The reason: Blough is Gonzalez’s brother-in-law and football consultant. The two have known each other for more than a decade.

Now Gonzalez said he would like to line up against Blough on an NFL field next season. Blough is scheduled to become a free agent later this month.

DOUBLE TAKE: When the NFL released its alphabetical list of combine invitees in late January, some readers may have thought there was a misprint near the bottom of the defensive linemen.

The successive lines read: Byron Young, Alabama and Byron Young, Tennessee. It’s no mistake. The former SEC players first met when they were both coming out of junior college.
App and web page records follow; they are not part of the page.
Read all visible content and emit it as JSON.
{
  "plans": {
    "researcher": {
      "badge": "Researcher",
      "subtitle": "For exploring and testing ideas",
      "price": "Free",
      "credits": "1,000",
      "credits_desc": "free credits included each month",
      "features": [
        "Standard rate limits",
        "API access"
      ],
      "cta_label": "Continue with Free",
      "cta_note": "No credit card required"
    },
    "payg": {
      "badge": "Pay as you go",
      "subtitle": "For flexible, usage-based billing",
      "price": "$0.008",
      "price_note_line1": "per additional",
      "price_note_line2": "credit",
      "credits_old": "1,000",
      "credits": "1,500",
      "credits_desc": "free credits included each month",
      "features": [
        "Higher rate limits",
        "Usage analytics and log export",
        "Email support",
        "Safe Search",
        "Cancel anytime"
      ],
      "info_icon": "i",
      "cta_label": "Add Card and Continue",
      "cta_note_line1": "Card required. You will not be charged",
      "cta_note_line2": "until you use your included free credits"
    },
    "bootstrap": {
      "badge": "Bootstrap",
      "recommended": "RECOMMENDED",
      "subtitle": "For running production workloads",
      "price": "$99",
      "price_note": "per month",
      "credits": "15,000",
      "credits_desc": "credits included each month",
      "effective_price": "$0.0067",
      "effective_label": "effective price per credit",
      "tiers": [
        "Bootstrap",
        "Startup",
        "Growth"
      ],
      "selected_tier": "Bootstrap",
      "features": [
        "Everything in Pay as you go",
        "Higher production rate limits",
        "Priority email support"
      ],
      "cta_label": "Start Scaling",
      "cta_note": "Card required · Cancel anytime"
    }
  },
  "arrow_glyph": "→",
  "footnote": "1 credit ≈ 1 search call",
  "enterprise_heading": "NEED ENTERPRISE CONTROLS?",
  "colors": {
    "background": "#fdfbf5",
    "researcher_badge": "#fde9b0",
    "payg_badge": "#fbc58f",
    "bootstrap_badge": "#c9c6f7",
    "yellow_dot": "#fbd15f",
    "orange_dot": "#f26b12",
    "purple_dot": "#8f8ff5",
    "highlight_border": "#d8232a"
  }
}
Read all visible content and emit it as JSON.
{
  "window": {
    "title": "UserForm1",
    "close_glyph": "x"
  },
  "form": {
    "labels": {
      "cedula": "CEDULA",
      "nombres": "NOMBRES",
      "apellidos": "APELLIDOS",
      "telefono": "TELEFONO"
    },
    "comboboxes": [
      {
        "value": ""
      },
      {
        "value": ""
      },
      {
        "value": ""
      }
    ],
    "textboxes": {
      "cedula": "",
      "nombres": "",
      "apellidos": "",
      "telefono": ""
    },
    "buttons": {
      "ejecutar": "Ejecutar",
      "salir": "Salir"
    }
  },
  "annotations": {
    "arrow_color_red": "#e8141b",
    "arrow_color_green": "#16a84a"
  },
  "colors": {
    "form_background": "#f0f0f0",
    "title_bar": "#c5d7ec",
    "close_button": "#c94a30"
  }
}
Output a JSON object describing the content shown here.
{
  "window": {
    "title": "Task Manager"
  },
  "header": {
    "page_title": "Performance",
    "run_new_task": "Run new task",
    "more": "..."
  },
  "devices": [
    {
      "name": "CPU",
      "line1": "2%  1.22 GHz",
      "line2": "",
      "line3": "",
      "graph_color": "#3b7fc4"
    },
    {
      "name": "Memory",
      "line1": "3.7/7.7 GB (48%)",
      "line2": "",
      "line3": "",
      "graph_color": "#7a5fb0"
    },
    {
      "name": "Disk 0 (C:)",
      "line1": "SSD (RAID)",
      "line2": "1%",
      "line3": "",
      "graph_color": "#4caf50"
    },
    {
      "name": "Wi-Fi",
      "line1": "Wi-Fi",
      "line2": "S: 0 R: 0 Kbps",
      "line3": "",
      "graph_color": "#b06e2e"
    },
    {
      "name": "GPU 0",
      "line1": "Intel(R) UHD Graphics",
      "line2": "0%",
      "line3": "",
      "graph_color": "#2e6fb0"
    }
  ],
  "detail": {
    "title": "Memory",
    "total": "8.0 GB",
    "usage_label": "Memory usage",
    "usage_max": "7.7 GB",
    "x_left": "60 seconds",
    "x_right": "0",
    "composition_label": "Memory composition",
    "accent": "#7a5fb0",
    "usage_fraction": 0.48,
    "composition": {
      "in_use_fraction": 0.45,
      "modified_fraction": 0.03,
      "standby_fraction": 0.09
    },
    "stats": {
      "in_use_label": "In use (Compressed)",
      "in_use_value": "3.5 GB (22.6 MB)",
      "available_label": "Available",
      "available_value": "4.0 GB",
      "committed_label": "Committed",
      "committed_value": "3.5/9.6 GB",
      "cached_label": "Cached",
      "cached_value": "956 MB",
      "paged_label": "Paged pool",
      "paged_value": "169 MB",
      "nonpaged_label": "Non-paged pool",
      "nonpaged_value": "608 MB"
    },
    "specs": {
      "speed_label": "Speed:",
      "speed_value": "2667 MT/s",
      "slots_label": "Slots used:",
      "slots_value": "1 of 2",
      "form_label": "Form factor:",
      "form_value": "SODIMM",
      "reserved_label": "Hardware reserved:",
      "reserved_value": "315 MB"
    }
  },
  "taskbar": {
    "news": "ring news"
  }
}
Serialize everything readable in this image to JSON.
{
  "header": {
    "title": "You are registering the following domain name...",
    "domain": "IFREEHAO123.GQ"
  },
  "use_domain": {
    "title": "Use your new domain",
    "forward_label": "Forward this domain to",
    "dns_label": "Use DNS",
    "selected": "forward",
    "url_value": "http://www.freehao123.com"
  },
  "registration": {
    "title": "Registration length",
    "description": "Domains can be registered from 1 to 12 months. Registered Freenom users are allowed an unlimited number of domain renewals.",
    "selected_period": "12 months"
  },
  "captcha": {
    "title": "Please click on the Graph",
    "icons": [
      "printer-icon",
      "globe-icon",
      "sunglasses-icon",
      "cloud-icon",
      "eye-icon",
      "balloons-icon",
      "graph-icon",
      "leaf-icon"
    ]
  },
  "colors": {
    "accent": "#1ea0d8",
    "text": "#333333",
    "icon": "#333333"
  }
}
Naturally, it was because of a mix-up.

“Someone tagged me instead of tagging him, and I found out that it was another Byron Young,” the Volunteers alum said. “So, we just follow each other on Instagram and Twitter and stuff like that.”

EARLY START: Cornerback Joey Porter Jr. is considered a likely first-round prospect and not just because of family pedigree. As the son of the former Pittsburgh Steelers All-Pro linebacker, Porter got some early insight into the pro game that most children — or adults — never do.

“I remember as a kid I did one-on-one against Antonio Brown, so that was a nice treat,” Porter said. “I know he wasn’t going 100 percent, but just to be able to line up against him was something special.”

Nebraska defensive lineman Stephon Wynn Jr., left, and edge rusher Ochaun Mathis exit the field following their 15-14 loss to Wisconsin on Nov. 19, 2022, in Lincoln, Neb.

Nebraska defensive lineman Stephon Wynn Jr., left, and edge rusher Ochaun Mathis exit the field following their 15-14 loss to Wisconsin on Nov. 19, 2022, in Lincoln, Neb.

Cincinnati Bengals head coach Zac Taylor speaks during a news conference at the NFL scouting combine on Tuesday in Indianapolis.

Cincinnati Bengals head coach Zac Taylor speaks during a news conference at the NFL scouting combine on Tuesday in Indianapolis.

Leave a Comment